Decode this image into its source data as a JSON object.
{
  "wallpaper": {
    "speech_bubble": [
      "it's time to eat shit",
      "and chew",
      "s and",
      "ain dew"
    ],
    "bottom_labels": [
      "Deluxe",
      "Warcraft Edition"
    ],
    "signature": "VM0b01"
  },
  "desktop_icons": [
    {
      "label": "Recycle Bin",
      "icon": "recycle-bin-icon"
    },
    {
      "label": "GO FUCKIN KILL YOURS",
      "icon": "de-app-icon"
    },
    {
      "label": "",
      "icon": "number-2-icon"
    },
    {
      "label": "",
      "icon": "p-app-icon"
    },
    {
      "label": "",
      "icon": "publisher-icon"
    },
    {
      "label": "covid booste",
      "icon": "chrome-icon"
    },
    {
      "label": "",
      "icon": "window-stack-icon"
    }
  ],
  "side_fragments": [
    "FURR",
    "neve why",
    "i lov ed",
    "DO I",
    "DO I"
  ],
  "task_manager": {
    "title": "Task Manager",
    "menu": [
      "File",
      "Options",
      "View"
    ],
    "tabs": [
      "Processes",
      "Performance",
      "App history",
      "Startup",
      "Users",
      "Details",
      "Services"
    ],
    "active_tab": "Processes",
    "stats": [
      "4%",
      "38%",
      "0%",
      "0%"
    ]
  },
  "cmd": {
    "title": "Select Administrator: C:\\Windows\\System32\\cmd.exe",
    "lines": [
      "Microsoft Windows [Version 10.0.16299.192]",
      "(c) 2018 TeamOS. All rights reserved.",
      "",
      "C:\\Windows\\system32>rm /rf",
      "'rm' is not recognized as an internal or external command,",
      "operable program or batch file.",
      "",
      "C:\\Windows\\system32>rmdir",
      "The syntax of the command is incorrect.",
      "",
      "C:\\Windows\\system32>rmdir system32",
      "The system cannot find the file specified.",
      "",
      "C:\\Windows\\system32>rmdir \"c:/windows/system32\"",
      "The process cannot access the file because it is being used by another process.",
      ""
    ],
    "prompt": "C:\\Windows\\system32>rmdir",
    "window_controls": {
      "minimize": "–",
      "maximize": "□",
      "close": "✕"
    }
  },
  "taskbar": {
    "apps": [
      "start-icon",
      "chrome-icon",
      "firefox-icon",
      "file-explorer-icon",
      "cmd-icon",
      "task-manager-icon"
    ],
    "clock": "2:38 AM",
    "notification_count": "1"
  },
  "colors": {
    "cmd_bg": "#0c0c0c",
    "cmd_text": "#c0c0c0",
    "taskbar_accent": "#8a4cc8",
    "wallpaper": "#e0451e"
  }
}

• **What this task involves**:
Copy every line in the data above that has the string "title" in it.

• **Expected answer**:
    "title": "Task Manager",
    "title": "Select Administrator: C:\\Windows\\System32\\cmd.exe",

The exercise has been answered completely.